Arion’s low priority toggle

This toggle allows the GPU to breathe, so the system scheduler can gain control of the GPU at regular intervals (e.g., to update the UI). This is of no use for a render-dedicated GPU, but can be of critical importance for a display card which is used to handle the display and to render at the same time.

Arion’s low priority mode in action

A common request that our users and DEMO users have told us about is that Arion exhausts the GPU resources so heavily, that lag in the UI when editing, or when rendering in the background becomes frustrating. Until now, this could only be avoided by excluding the display GPU from the render. While this is a good sign that means that Arion is really exploiting the computing capabilities of the computer, it can become a serious annoyance in some cases. Specially for users with a single GPU in their system.

The new LO prio toggle…

1- …will allow those users (or DEMO users) with a single GPU (shared for display and rendering) to have a smooth UI experience, or even to switch over to other tasks while rendering in the background.

2- …will allow users with multiple GPUs (all of them but one used for rendering exclusively) to use the display card for rendering also, without lagging the UI or the OS.

This feature trades some rendering performance for a much smoother UI/OS, and is of course optional, and disabled by default.
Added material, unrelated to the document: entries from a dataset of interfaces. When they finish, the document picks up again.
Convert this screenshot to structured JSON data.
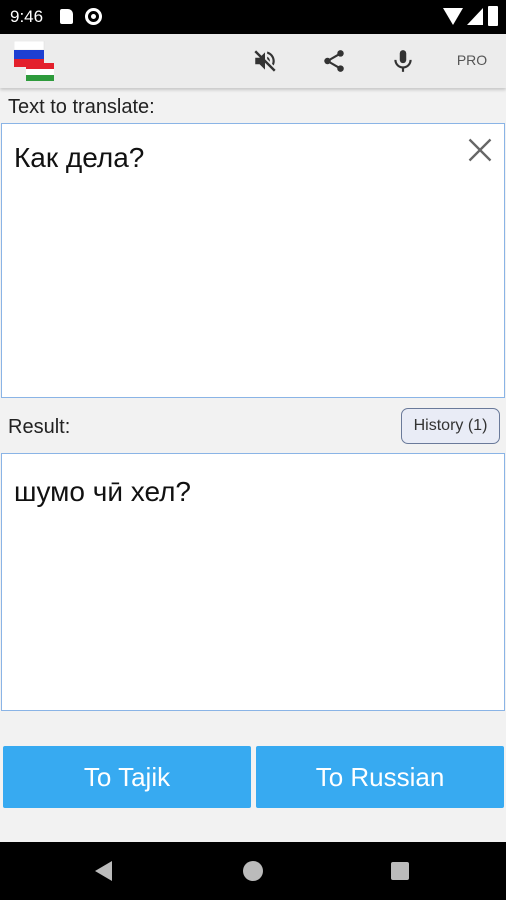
{
  "status_bar": {
    "time": "9:46"
  },
  "toolbar": {
    "icons": [
      "app-logo-icon",
      "volume-off-icon",
      "share-icon",
      "microphone-icon"
    ],
    "pro_label": "PRO"
  },
  "input": {
    "label": "Text to translate:",
    "value": "Как дела?"
  },
  "result": {
    "label": "Result:",
    "history_button": "History (1)",
    "value": "шумо чӣ хел?"
  },
  "actions": {
    "to_tajik": "To Tajik",
    "to_russian": "To Russian"
  },
  "colors": {
    "accent": "#37aaf1",
    "box_border": "#8ab4e6",
    "flag_white": "#ffffff",
    "flag_blue": "#1e3fd2",
    "flag_red": "#e3202c",
    "tj_green": "#2e9b3c"
  }
}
After some intensive testing, we have found that the impact in speed is highly dependent on the architecture of the GPUs. It ranges between 15%-40%.

Thanks for reading!